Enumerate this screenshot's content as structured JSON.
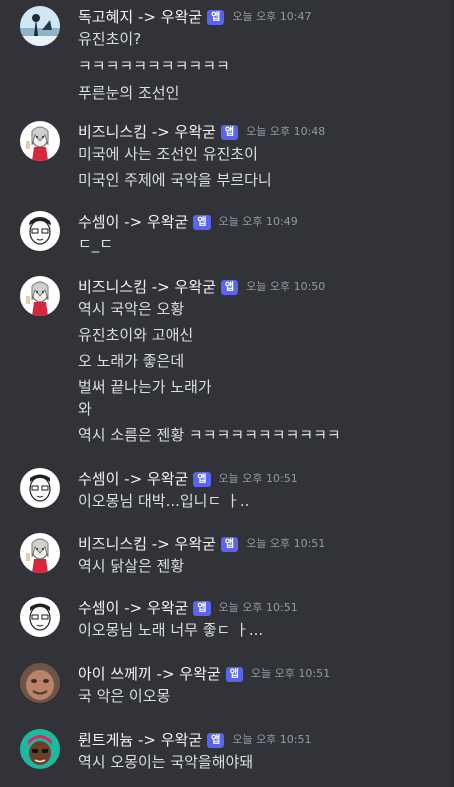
{
  "messages": [
    {
      "author": "독고혜지 -> 우왁굳",
      "badge": "앱",
      "time": "오늘 오후 10:47",
      "lines": [
        "유진초이?",
        "ㅋㅋㅋㅋㅋㅋㅋㅋㅋㅋㅋ",
        "푸른눈의 조선인"
      ]
    },
    {
      "author": "비즈니스킴 -> 우왁굳",
      "badge": "앱",
      "time": "오늘 오후 10:48",
      "lines": [
        "미국에 사는 조선인 유진초이",
        "미국인 주제에 국악을 부르다니"
      ]
    },
    {
      "author": "수셈이 -> 우왁굳",
      "badge": "앱",
      "time": "오늘 오후 10:49",
      "lines": [
        "ㄷ_ㄷ"
      ]
    },
    {
      "author": "비즈니스킴 -> 우왁굳",
      "badge": "앱",
      "time": "오늘 오후 10:50",
      "lines": [
        "역시 국악은 오황",
        "유진초이와 고애신",
        "오 노래가 좋은데",
        "벌써 끝나는가 노래가",
        "와",
        "역시 소름은 젠황 ㅋㅋㅋㅋㅋㅋㅋㅋㅋㅋㅋ"
      ]
    },
    {
      "author": "수셈이 -> 우왁굳",
      "badge": "앱",
      "time": "오늘 오후 10:51",
      "lines": [
        "이오몽님 대박...입니ㄷ ㅏ.."
      ]
    },
    {
      "author": "비즈니스킴 -> 우왁굳",
      "badge": "앱",
      "time": "오늘 오후 10:51",
      "lines": [
        "역시 닭살은 젠황"
      ]
    },
    {
      "author": "수셈이 -> 우왁굳",
      "badge": "앱",
      "time": "오늘 오후 10:51",
      "lines": [
        "이오몽님 노래 너무 좋ㄷ ㅏ..."
      ]
    },
    {
      "author": "아이 쓰께끼 -> 우왁굳",
      "badge": "앱",
      "time": "오늘 오후 10:51",
      "lines": [
        "국 악은 이오몽"
      ]
    },
    {
      "author": "륀트게늄 -> 우왁굳",
      "badge": "앱",
      "time": "오늘 오후 10:51",
      "lines": [
        "역시 오몽이는 국악을해야돼"
      ]
    }
  ]
}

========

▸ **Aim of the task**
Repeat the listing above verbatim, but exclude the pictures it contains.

▸ **Task output**
Enumerate this screenshot's content as structured JSON.
{
  "messages": [
    {
      "author": "독고혜지 -> 우왁굳",
      "badge": "앱",
      "time": "오늘 오후 10:47",
      "lines": [
        "유진초이?",
        "ㅋㅋㅋㅋㅋㅋㅋㅋㅋㅋㅋ",
        "푸른눈의 조선인"
      ]
    },
    {
      "author": "비즈니스킴 -> 우왁굳",
      "badge": "앱",
      "time": "오늘 오후 10:48",
      "lines": [
        "미국에 사는 조선인 유진초이",
        "미국인 주제에 국악을 부르다니"
      ]
    },
    {
      "author": "수셈이 -> 우왁굳",
      "badge": "앱",
      "time": "오늘 오후 10:49",
      "lines": [
        "ㄷ_ㄷ"
      ]
    },
    {
      "author": "비즈니스킴 -> 우왁굳",
      "badge": "앱",
      "time": "오늘 오후 10:50",
      "lines": [
        "역시 국악은 오황",
        "유진초이와 고애신",
        "오 노래가 좋은데",
        "벌써 끝나는가 노래가",
        "와",
        "역시 소름은 젠황 ㅋㅋㅋㅋㅋㅋㅋㅋㅋㅋㅋ"
      ]
    },
    {
      "author": "수셈이 -> 우왁굳",
      "badge": "앱",
      "time": "오늘 오후 10:51",
      "lines": [
        "이오몽님 대박...입니ㄷ ㅏ.."
      ]
    },
    {
      "author": "비즈니스킴 -> 우왁굳",
      "badge": "앱",
      "time": "오늘 오후 10:51",
      "lines": [
        "역시 닭살은 젠황"
      ]
    },
    {
      "author": "수셈이 -> 우왁굳",
      "badge": "앱",
      "time": "오늘 오후 10:51",
      "lines": [
        "이오몽님 노래 너무 좋ㄷ ㅏ..."
      ]
    },
    {
      "author": "아이 쓰께끼 -> 우왁굳",
      "badge": "앱",
      "time": "오늘 오후 10:51",
      "lines": [
        "국 악은 이오몽"
      ]
    },
    {
      "author": "륀트게늄 -> 우왁굳",
      "badge": "앱",
      "time": "오늘 오후 10:51",
      "lines": [
        "역시 오몽이는 국악을해야돼"
      ]
    }
  ]
}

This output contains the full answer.